Hard work is not the solution
I listened to the Tropical MBA podcast a few weeks ago and one idea made me drop everything and question my process. I wrote about it at the time, but since then my thinking has moved on a bit, and I want to share what I’m currently exploring.
So I truly believe, especially when you’re stuck, which is I’m sure a problem all of us have, it’s much better to experiment and play that gets you much further along than hard work. Now disagree with me if you want to. But the biggest breakthroughs in my business, and my personal life, they’ve all come through experimentation. Not hard work.
This is frighteningly true in my case.
The best work I’ve done was the result of experimenting and stepping outside my comfort zone. But daring to experiment and follow the results requires an open mindset, and relaxed schedule. In other words experimenting with a sense of play. Not at all the structured process I usually apply to work.
A little later in the same episode the host, Dan, connected another thought to this powerful idea:
essentially practice based learning. You can’t read or listen to this podcast your way into being a great entrepreneur, you really have to kind of like monkey see monkey do
I believe this to be true. In fact it was the first topic we discussed when I studied pedagogics at University. Somehow I’ve forgotten this over the years.
These two ideas paint a vivid picture for me, that make me want to change my approach to work. I’ll try to summarise this thought here:

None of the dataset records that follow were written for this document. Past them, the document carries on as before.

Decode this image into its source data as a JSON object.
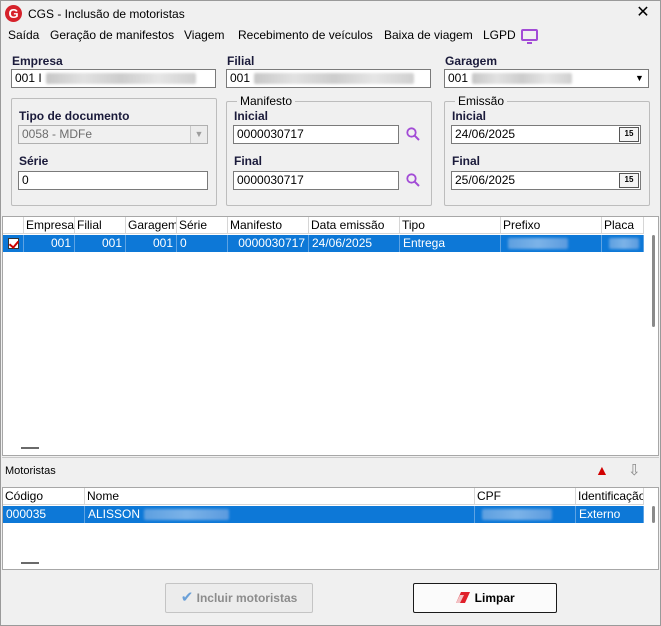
{
  "window": {
    "title": "CGS - Inclusão de motoristas",
    "logo_letter": "G",
    "close_glyph": "✕"
  },
  "menu": [
    "Saída",
    "Geração de manifestos",
    "Viagem",
    "Recebimento de veículos",
    "Baixa de viagem",
    "LGPD"
  ],
  "filters": {
    "empresa": {
      "label": "Empresa",
      "value": "001 I"
    },
    "filial": {
      "label": "Filial",
      "value": "001"
    },
    "garagem": {
      "label": "Garagem",
      "value": "001"
    },
    "tipo_documento": {
      "label": "Tipo de documento",
      "value": "0058 - MDFe"
    },
    "serie": {
      "label": "Série",
      "value": "0"
    },
    "manifesto": {
      "caption": "Manifesto",
      "inicial_label": "Inicial",
      "inicial_value": "0000030717",
      "final_label": "Final",
      "final_value": "0000030717"
    },
    "emissao": {
      "caption": "Emissão",
      "inicial_label": "Inicial",
      "inicial_value": "24/06/2025",
      "final_label": "Final",
      "final_value": "25/06/2025",
      "calendar_glyph": "15"
    }
  },
  "manifest_grid": {
    "columns": [
      "Empresa",
      "Filial",
      "Garagem",
      "Série",
      "Manifesto",
      "Data emissão",
      "Tipo",
      "Prefixo",
      "Placa"
    ],
    "rows": [
      {
        "checked": true,
        "empresa": "001",
        "filial": "001",
        "garagem": "001",
        "serie": "0",
        "manifesto": "0000030717",
        "data_emissao": "24/06/2025",
        "tipo": "Entrega"
      }
    ]
  },
  "motoristas": {
    "section_label": "Motoristas",
    "columns": [
      "Código",
      "Nome",
      "CPF",
      "Identificação"
    ],
    "rows": [
      {
        "codigo": "000035",
        "nome": "ALISSON",
        "identificacao": "Externo"
      }
    ]
  },
  "buttons": {
    "incluir": "Incluir motoristas",
    "limpar": "Limpar"
  },
  "icons": {
    "up_arrow": "▲",
    "down_arrow": "⇩",
    "dropdown": "▼",
    "check": "✔"
  },
  "colors": {
    "selection": "#0d78d7",
    "accent_search": "#a24bd6",
    "logo": "#d6222b"
  }
}
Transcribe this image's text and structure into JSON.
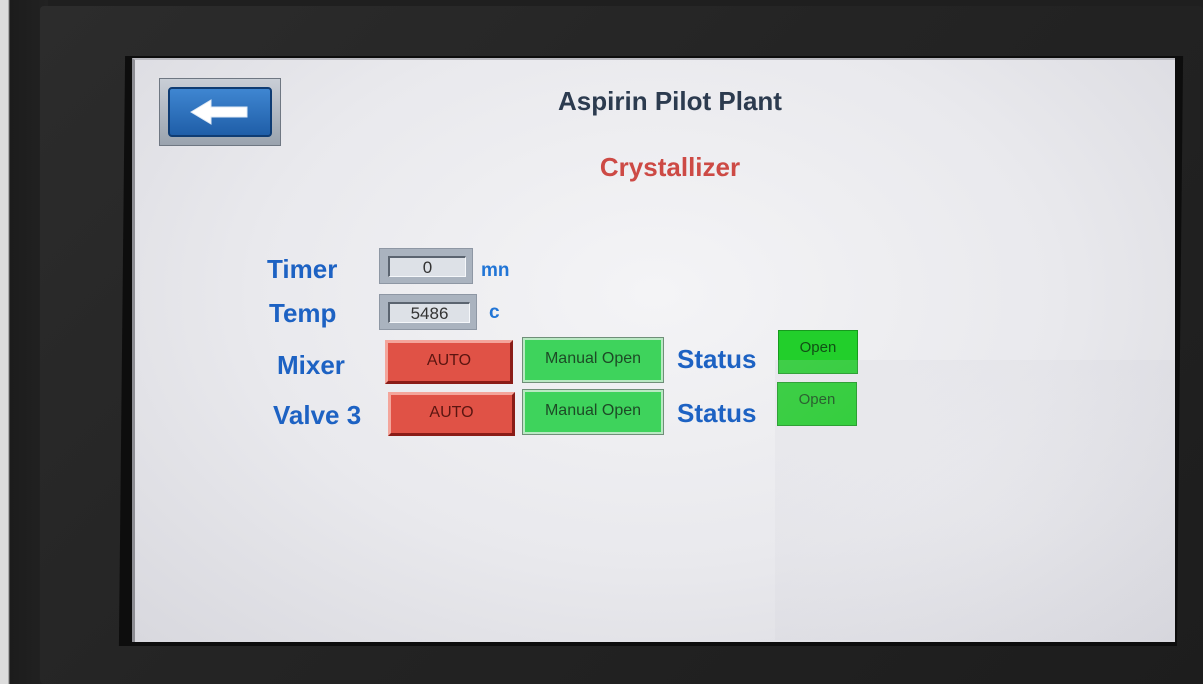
{
  "header": {
    "title": "Aspirin Pilot Plant",
    "subtitle": "Crystallizer"
  },
  "back_button": {
    "icon": "arrow-left-icon"
  },
  "timer": {
    "label": "Timer",
    "value": "0",
    "unit": "mn"
  },
  "temp": {
    "label": "Temp",
    "value": "5486",
    "unit": "c"
  },
  "mixer": {
    "label": "Mixer",
    "auto_label": "AUTO",
    "manual_label": "Manual Open",
    "status_label": "Status",
    "status_value": "Open"
  },
  "valve3": {
    "label": "Valve 3",
    "auto_label": "AUTO",
    "manual_label": "Manual Open",
    "status_label": "Status",
    "status_value": "Open"
  },
  "colors": {
    "title": "#2c3b4f",
    "subtitle": "#cd4a45",
    "label": "#1d62c3",
    "auto_button": "#e05246",
    "manual_button": "#3ed35c",
    "status_open": "#22cf2b"
  }
}
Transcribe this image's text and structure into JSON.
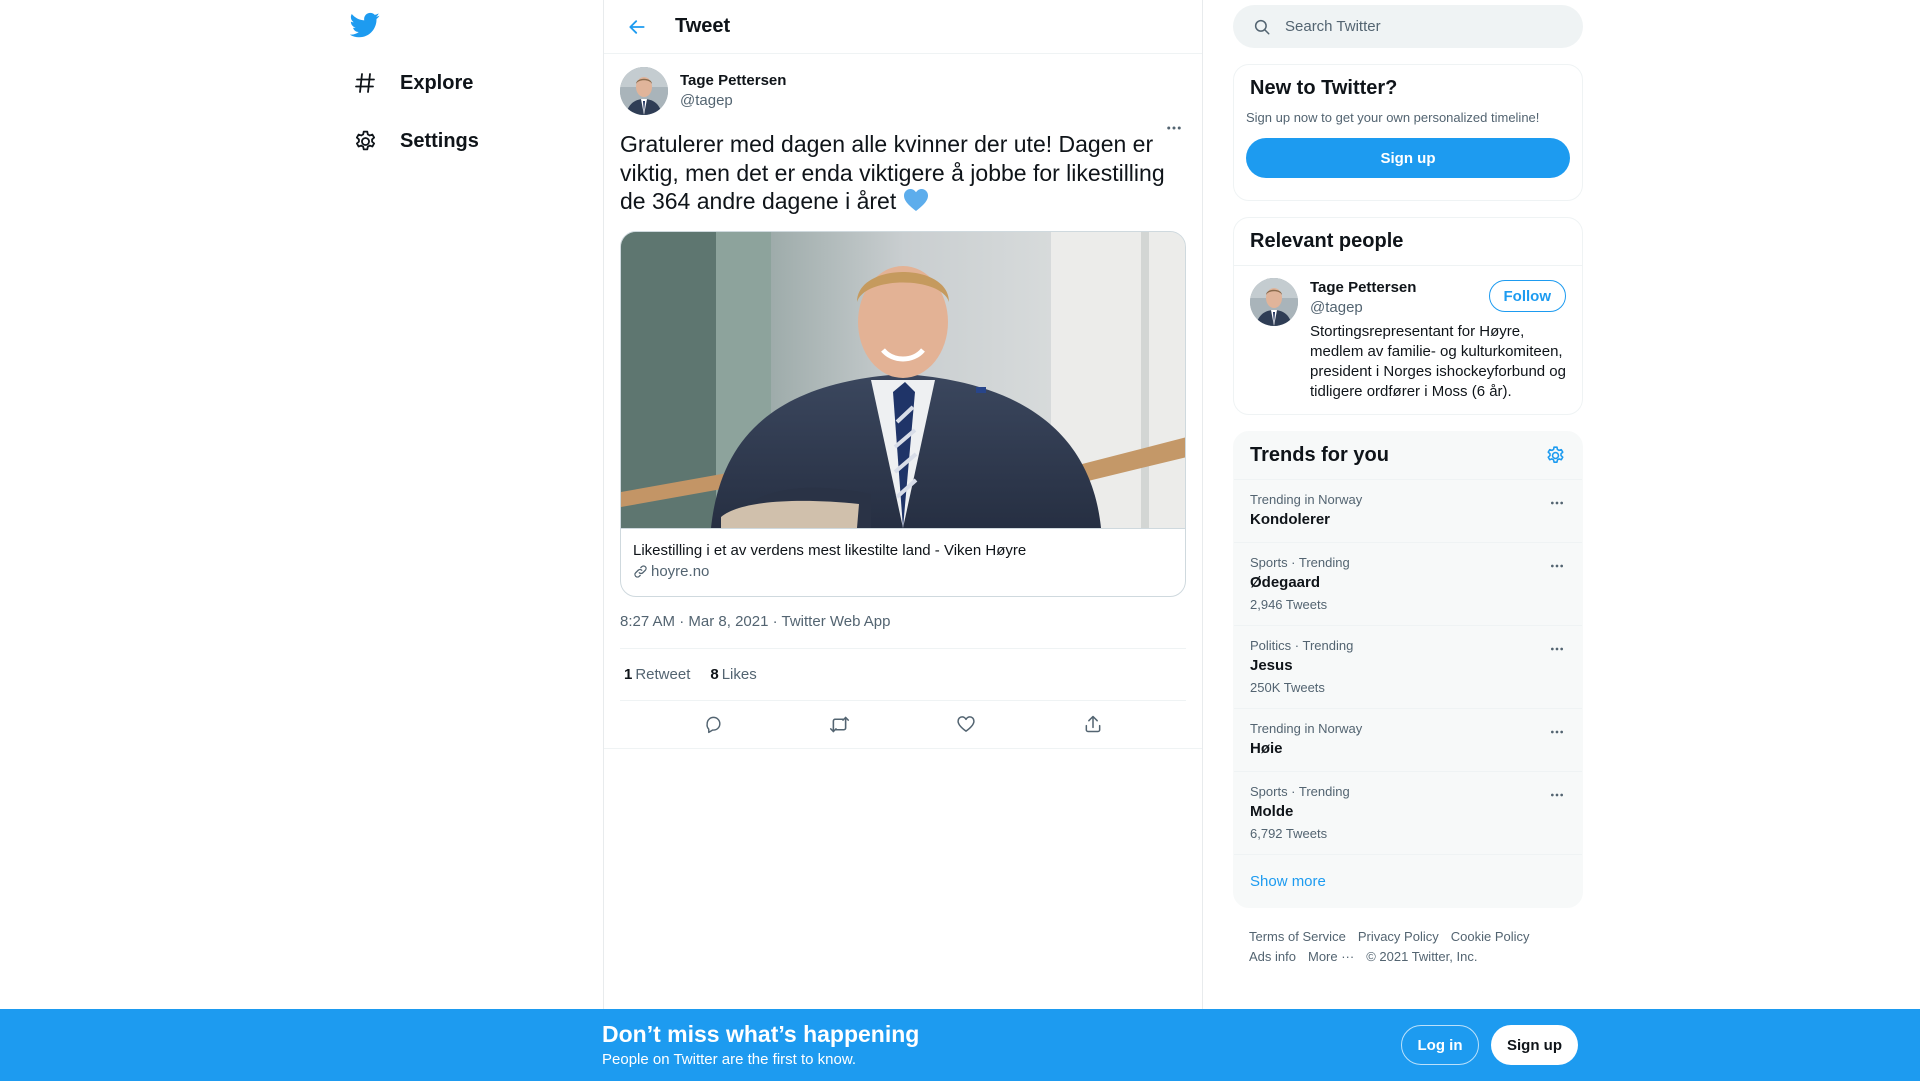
{
  "nav": {
    "items": [
      {
        "label": "Explore",
        "icon": "hashtag-icon"
      },
      {
        "label": "Settings",
        "icon": "gear-icon"
      }
    ]
  },
  "header": {
    "title": "Tweet"
  },
  "tweet": {
    "author_name": "Tage Pettersen",
    "author_handle": "@tagep",
    "text": "Gratulerer med dagen alle kvinner der ute! Dagen er viktig, men det er enda viktigere å jobbe for likestilling de 364 andre dagene i året",
    "emoji": "blue-heart",
    "card": {
      "title": "Likestilling i et av verdens mest likestilte land - Viken Høyre",
      "domain": "hoyre.no"
    },
    "time": "8:27 AM",
    "date": "Mar 8, 2021",
    "source": "Twitter Web App",
    "retweets": "1",
    "retweets_label": "Retweet",
    "likes": "8",
    "likes_label": "Likes"
  },
  "search": {
    "placeholder": "Search Twitter"
  },
  "new_to_twitter": {
    "title": "New to Twitter?",
    "subtitle": "Sign up now to get your own personalized timeline!",
    "button": "Sign up"
  },
  "relevant": {
    "title": "Relevant people",
    "name": "Tage Pettersen",
    "handle": "@tagep",
    "bio": "Stortingsrepresentant for Høyre, medlem av familie- og kulturkomiteen, president i Norges ishockeyforbund og tidligere ordfører i Moss (6 år).",
    "follow": "Follow"
  },
  "trends": {
    "title": "Trends for you",
    "items": [
      {
        "context": "Trending in Norway",
        "name": "Kondolerer",
        "count": ""
      },
      {
        "context": "Sports · Trending",
        "name": "Ødegaard",
        "count": "2,946 Tweets"
      },
      {
        "context": "Politics · Trending",
        "name": "Jesus",
        "count": "250K Tweets"
      },
      {
        "context": "Trending in Norway",
        "name": "Høie",
        "count": ""
      },
      {
        "context": "Sports · Trending",
        "name": "Molde",
        "count": "6,792 Tweets"
      }
    ],
    "show_more": "Show more"
  },
  "footer": {
    "terms": "Terms of Service",
    "privacy": "Privacy Policy",
    "cookie": "Cookie Policy",
    "ads": "Ads info",
    "more": "More ···",
    "copyright": "© 2021 Twitter, Inc."
  },
  "bottom": {
    "title": "Don’t miss what’s happening",
    "subtitle": "People on Twitter are the first to know.",
    "login": "Log in",
    "signup": "Sign up"
  },
  "colors": {
    "accent": "#1d9bf0",
    "text": "#0f1419",
    "secondary": "#536471"
  }
}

- You won’t learn the important things without trying them out. Reading, listening, taking notes, can only give you ideas you need to experiment with. Not the actual knowledge.
- You won’t get much done if you’re only working hard. You can do linear, mechanical, work. But not the creative work that will really truly leverage your time. For that you need to experiment, and playfully.
- So to improve your output and learning, you should maximise the amount of time you spend playing around with experiments. In short, follow your inspiration and explore.
- Here’s the awkward part; it follows logically that hard work and formal learning might actually slow you down. So you should avoid them at all costs.
I’m excited to experiment with this. Though since this is a big change of direction, I’m not sure how. To make time to play and experiment, I need time, without the pressure of goals. So I need to stop working on a lot of the projects I’ve started.
I also need to follow my curiosity, but inspiration wanes, so I probably need to make smaller experiments profitable. One way of doing that is to publish the work.